### Work task
Without the pictures, give every record again exactly.

### Data for review
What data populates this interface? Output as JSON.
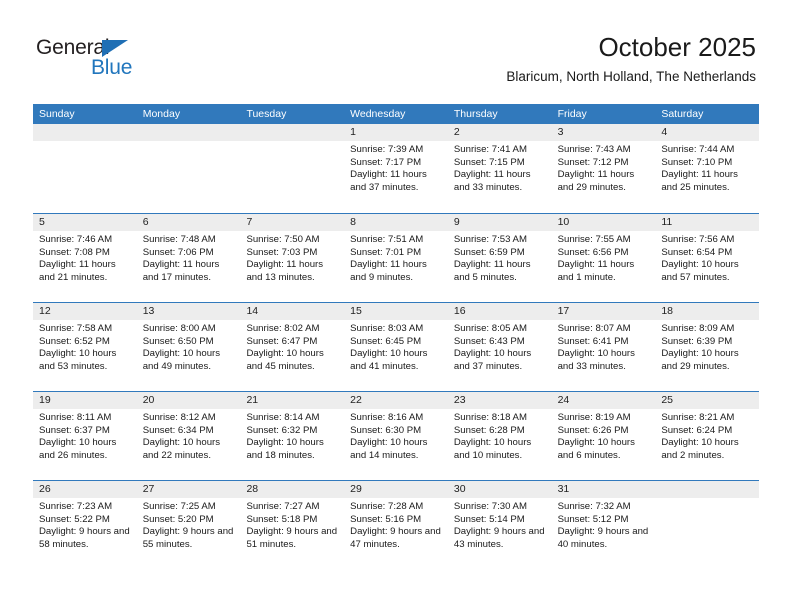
{
  "brand": {
    "name_top": "General",
    "name_bottom": "Blue"
  },
  "header": {
    "title": "October 2025",
    "subtitle": "Blaricum, North Holland, The Netherlands"
  },
  "weekdays": [
    "Sunday",
    "Monday",
    "Tuesday",
    "Wednesday",
    "Thursday",
    "Friday",
    "Saturday"
  ],
  "colors": {
    "header_blue": "#3179bc",
    "logo_blue": "#2176bd",
    "day_strip_gray": "#ededed"
  },
  "labels": {
    "sunrise_prefix": "Sunrise:",
    "sunset_prefix": "Sunset:",
    "daylight_prefix": "Daylight:"
  },
  "weeks": [
    [
      {
        "day": "",
        "empty": true
      },
      {
        "day": "",
        "empty": true
      },
      {
        "day": "",
        "empty": true
      },
      {
        "day": "1",
        "sunrise": "Sunrise: 7:39 AM",
        "sunset": "Sunset: 7:17 PM",
        "daylight": "Daylight: 11 hours and 37 minutes."
      },
      {
        "day": "2",
        "sunrise": "Sunrise: 7:41 AM",
        "sunset": "Sunset: 7:15 PM",
        "daylight": "Daylight: 11 hours and 33 minutes."
      },
      {
        "day": "3",
        "sunrise": "Sunrise: 7:43 AM",
        "sunset": "Sunset: 7:12 PM",
        "daylight": "Daylight: 11 hours and 29 minutes."
      },
      {
        "day": "4",
        "sunrise": "Sunrise: 7:44 AM",
        "sunset": "Sunset: 7:10 PM",
        "daylight": "Daylight: 11 hours and 25 minutes."
      }
    ],
    [
      {
        "day": "5",
        "sunrise": "Sunrise: 7:46 AM",
        "sunset": "Sunset: 7:08 PM",
        "daylight": "Daylight: 11 hours and 21 minutes."
      },
      {
        "day": "6",
        "sunrise": "Sunrise: 7:48 AM",
        "sunset": "Sunset: 7:06 PM",
        "daylight": "Daylight: 11 hours and 17 minutes."
      },
      {
        "day": "7",
        "sunrise": "Sunrise: 7:50 AM",
        "sunset": "Sunset: 7:03 PM",
        "daylight": "Daylight: 11 hours and 13 minutes."
      },
      {
        "day": "8",
        "sunrise": "Sunrise: 7:51 AM",
        "sunset": "Sunset: 7:01 PM",
        "daylight": "Daylight: 11 hours and 9 minutes."
      },
      {
        "day": "9",
        "sunrise": "Sunrise: 7:53 AM",
        "sunset": "Sunset: 6:59 PM",
        "daylight": "Daylight: 11 hours and 5 minutes."
      },
      {
        "day": "10",
        "sunrise": "Sunrise: 7:55 AM",
        "sunset": "Sunset: 6:56 PM",
        "daylight": "Daylight: 11 hours and 1 minute."
      },
      {
        "day": "11",
        "sunrise": "Sunrise: 7:56 AM",
        "sunset": "Sunset: 6:54 PM",
        "daylight": "Daylight: 10 hours and 57 minutes."
      }
    ],
    [
      {
        "day": "12",
        "sunrise": "Sunrise: 7:58 AM",
        "sunset": "Sunset: 6:52 PM",
        "daylight": "Daylight: 10 hours and 53 minutes."
      },
      {
        "day": "13",
        "sunrise": "Sunrise: 8:00 AM",
        "sunset": "Sunset: 6:50 PM",
        "daylight": "Daylight: 10 hours and 49 minutes."
      },
      {
        "day": "14",
        "sunrise": "Sunrise: 8:02 AM",
        "sunset": "Sunset: 6:47 PM",
        "daylight": "Daylight: 10 hours and 45 minutes."
      },
      {
        "day": "15",
        "sunrise": "Sunrise: 8:03 AM",
        "sunset": "Sunset: 6:45 PM",
        "daylight": "Daylight: 10 hours and 41 minutes."
      },
      {
        "day": "16",
        "sunrise": "Sunrise: 8:05 AM",
        "sunset": "Sunset: 6:43 PM",
        "daylight": "Daylight: 10 hours and 37 minutes."
      },
      {
        "day": "17",
        "sunrise": "Sunrise: 8:07 AM",
        "sunset": "Sunset: 6:41 PM",
        "daylight": "Daylight: 10 hours and 33 minutes."
      },
      {
        "day": "18",
        "sunrise": "Sunrise: 8:09 AM",
        "sunset": "Sunset: 6:39 PM",
        "daylight": "Daylight: 10 hours and 29 minutes."
      }
    ],
    [
      {
        "day": "19",
        "sunrise": "Sunrise: 8:11 AM",
        "sunset": "Sunset: 6:37 PM",
        "daylight": "Daylight: 10 hours and 26 minutes."
      },
      {
        "day": "20",
        "sunrise": "Sunrise: 8:12 AM",
        "sunset": "Sunset: 6:34 PM",
        "daylight": "Daylight: 10 hours and 22 minutes."
      },
      {
        "day": "21",
        "sunrise": "Sunrise: 8:14 AM",
        "sunset": "Sunset: 6:32 PM",
        "daylight": "Daylight: 10 hours and 18 minutes."
      },
      {
        "day": "22",
        "sunrise": "Sunrise: 8:16 AM",
        "sunset": "Sunset: 6:30 PM",
        "daylight": "Daylight: 10 hours and 14 minutes."
      },
      {
        "day": "23",
        "sunrise": "Sunrise: 8:18 AM",
        "sunset": "Sunset: 6:28 PM",
        "daylight": "Daylight: 10 hours and 10 minutes."
      },
      {
        "day": "24",
        "sunrise": "Sunrise: 8:19 AM",
        "sunset": "Sunset: 6:26 PM",
        "daylight": "Daylight: 10 hours and 6 minutes."
      },
      {
        "day": "25",
        "sunrise": "Sunrise: 8:21 AM",
        "sunset": "Sunset: 6:24 PM",
        "daylight": "Daylight: 10 hours and 2 minutes."
      }
    ],
    [
      {
        "day": "26",
        "sunrise": "Sunrise: 7:23 AM",
        "sunset": "Sunset: 5:22 PM",
        "daylight": "Daylight: 9 hours and 58 minutes."
      },
      {
        "day": "27",
        "sunrise": "Sunrise: 7:25 AM",
        "sunset": "Sunset: 5:20 PM",
        "daylight": "Daylight: 9 hours and 55 minutes."
      },
      {
        "day": "28",
        "sunrise": "Sunrise: 7:27 AM",
        "sunset": "Sunset: 5:18 PM",
        "daylight": "Daylight: 9 hours and 51 minutes."
      },
      {
        "day": "29",
        "sunrise": "Sunrise: 7:28 AM",
        "sunset": "Sunset: 5:16 PM",
        "daylight": "Daylight: 9 hours and 47 minutes."
      },
      {
        "day": "30",
        "sunrise": "Sunrise: 7:30 AM",
        "sunset": "Sunset: 5:14 PM",
        "daylight": "Daylight: 9 hours and 43 minutes."
      },
      {
        "day": "31",
        "sunrise": "Sunrise: 7:32 AM",
        "sunset": "Sunset: 5:12 PM",
        "daylight": "Daylight: 9 hours and 40 minutes."
      },
      {
        "day": "",
        "empty": true
      }
    ]
  ]
}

### Answer for the task
What data populates this interface? Output as JSON.
{
  "brand": {
    "name_top": "General",
    "name_bottom": "Blue"
  },
  "header": {
    "title": "October 2025",
    "subtitle": "Blaricum, North Holland, The Netherlands"
  },
  "weekdays": [
    "Sunday",
    "Monday",
    "Tuesday",
    "Wednesday",
    "Thursday",
    "Friday",
    "Saturday"
  ],
  "colors": {
    "header_blue": "#3179bc",
    "logo_blue": "#2176bd",
    "day_strip_gray": "#ededed"
  },
  "labels": {
    "sunrise_prefix": "Sunrise:",
    "sunset_prefix": "Sunset:",
    "daylight_prefix": "Daylight:"
  },
  "weeks": [
    [
      {
        "day": "",
        "empty": true
      },
      {
        "day": "",
        "empty": true
      },
      {
        "day": "",
        "empty": true
      },
      {
        "day": "1",
        "sunrise": "Sunrise: 7:39 AM",
        "sunset": "Sunset: 7:17 PM",
        "daylight": "Daylight: 11 hours and 37 minutes."
      },
      {
        "day": "2",
        "sunrise": "Sunrise: 7:41 AM",
        "sunset": "Sunset: 7:15 PM",
        "daylight": "Daylight: 11 hours and 33 minutes."
      },
      {
        "day": "3",
        "sunrise": "Sunrise: 7:43 AM",
        "sunset": "Sunset: 7:12 PM",
        "daylight": "Daylight: 11 hours and 29 minutes."
      },
      {
        "day": "4",
        "sunrise": "Sunrise: 7:44 AM",
        "sunset": "Sunset: 7:10 PM",
        "daylight": "Daylight: 11 hours and 25 minutes."
      }
    ],
    [
      {
        "day": "5",
        "sunrise": "Sunrise: 7:46 AM",
        "sunset": "Sunset: 7:08 PM",
        "daylight": "Daylight: 11 hours and 21 minutes."
      },
      {
        "day": "6",
        "sunrise": "Sunrise: 7:48 AM",
        "sunset": "Sunset: 7:06 PM",
        "daylight": "Daylight: 11 hours and 17 minutes."
      },
      {
        "day": "7",
        "sunrise": "Sunrise: 7:50 AM",
        "sunset": "Sunset: 7:03 PM",
        "daylight": "Daylight: 11 hours and 13 minutes."
      },
      {
        "day": "8",
        "sunrise": "Sunrise: 7:51 AM",
        "sunset": "Sunset: 7:01 PM",
        "daylight": "Daylight: 11 hours and 9 minutes."
      },
      {
        "day": "9",
        "sunrise": "Sunrise: 7:53 AM",
        "sunset": "Sunset: 6:59 PM",
        "daylight": "Daylight: 11 hours and 5 minutes."
      },
      {
        "day": "10",
        "sunrise": "Sunrise: 7:55 AM",
        "sunset": "Sunset: 6:56 PM",
        "daylight": "Daylight: 11 hours and 1 minute."
      },
      {
        "day": "11",
        "sunrise": "Sunrise: 7:56 AM",
        "sunset": "Sunset: 6:54 PM",
        "daylight": "Daylight: 10 hours and 57 minutes."
      }
    ],
    [
      {
        "day": "12",
        "sunrise": "Sunrise: 7:58 AM",
        "sunset": "Sunset: 6:52 PM",
        "daylight": "Daylight: 10 hours and 53 minutes."
      },
      {
        "day": "13",
        "sunrise": "Sunrise: 8:00 AM",
        "sunset": "Sunset: 6:50 PM",
        "daylight": "Daylight: 10 hours and 49 minutes."
      },
      {
        "day": "14",
        "sunrise": "Sunrise: 8:02 AM",
        "sunset": "Sunset: 6:47 PM",
        "daylight": "Daylight: 10 hours and 45 minutes."
      },
      {
        "day": "15",
        "sunrise": "Sunrise: 8:03 AM",
        "sunset": "Sunset: 6:45 PM",
        "daylight": "Daylight: 10 hours and 41 minutes."
      },
      {
        "day": "16",
        "sunrise": "Sunrise: 8:05 AM",
        "sunset": "Sunset: 6:43 PM",
        "daylight": "Daylight: 10 hours and 37 minutes."
      },
      {
        "day": "17",
        "sunrise": "Sunrise: 8:07 AM",
        "sunset": "Sunset: 6:41 PM",
        "daylight": "Daylight: 10 hours and 33 minutes."
      },
      {
        "day": "18",
        "sunrise": "Sunrise: 8:09 AM",
        "sunset": "Sunset: 6:39 PM",
        "daylight": "Daylight: 10 hours and 29 minutes."
      }
    ],
    [
      {
        "day": "19",
        "sunrise": "Sunrise: 8:11 AM",
        "sunset": "Sunset: 6:37 PM",
        "daylight": "Daylight: 10 hours and 26 minutes."
      },
      {
        "day": "20",
        "sunrise": "Sunrise: 8:12 AM",
        "sunset": "Sunset: 6:34 PM",
        "daylight": "Daylight: 10 hours and 22 minutes."
      },
      {
        "day": "21",
        "sunrise": "Sunrise: 8:14 AM",
        "sunset": "Sunset: 6:32 PM",
        "daylight": "Daylight: 10 hours and 18 minutes."
      },
      {
        "day": "22",
        "sunrise": "Sunrise: 8:16 AM",
        "sunset": "Sunset: 6:30 PM",
        "daylight": "Daylight: 10 hours and 14 minutes."
      },
      {
        "day": "23",
        "sunrise": "Sunrise: 8:18 AM",
        "sunset": "Sunset: 6:28 PM",
        "daylight": "Daylight: 10 hours and 10 minutes."
      },
      {
        "day": "24",
        "sunrise": "Sunrise: 8:19 AM",
        "sunset": "Sunset: 6:26 PM",
        "daylight": "Daylight: 10 hours and 6 minutes."
      },
      {
        "day": "25",
        "sunrise": "Sunrise: 8:21 AM",
        "sunset": "Sunset: 6:24 PM",
        "daylight": "Daylight: 10 hours and 2 minutes."
      }
    ],
    [
      {
        "day": "26",
        "sunrise": "Sunrise: 7:23 AM",
        "sunset": "Sunset: 5:22 PM",
        "daylight": "Daylight: 9 hours and 58 minutes."
      },
      {
        "day": "27",
        "sunrise": "Sunrise: 7:25 AM",
        "sunset": "Sunset: 5:20 PM",
        "daylight": "Daylight: 9 hours and 55 minutes."
      },
      {
        "day": "28",
        "sunrise": "Sunrise: 7:27 AM",
        "sunset": "Sunset: 5:18 PM",
        "daylight": "Daylight: 9 hours and 51 minutes."
      },
      {
        "day": "29",
        "sunrise": "Sunrise: 7:28 AM",
        "sunset": "Sunset: 5:16 PM",
        "daylight": "Daylight: 9 hours and 47 minutes."
      },
      {
        "day": "30",
        "sunrise": "Sunrise: 7:30 AM",
        "sunset": "Sunset: 5:14 PM",
        "daylight": "Daylight: 9 hours and 43 minutes."
      },
      {
        "day": "31",
        "sunrise": "Sunrise: 7:32 AM",
        "sunset": "Sunset: 5:12 PM",
        "daylight": "Daylight: 9 hours and 40 minutes."
      },
      {
        "day": "",
        "empty": true
      }
    ]
  ]
}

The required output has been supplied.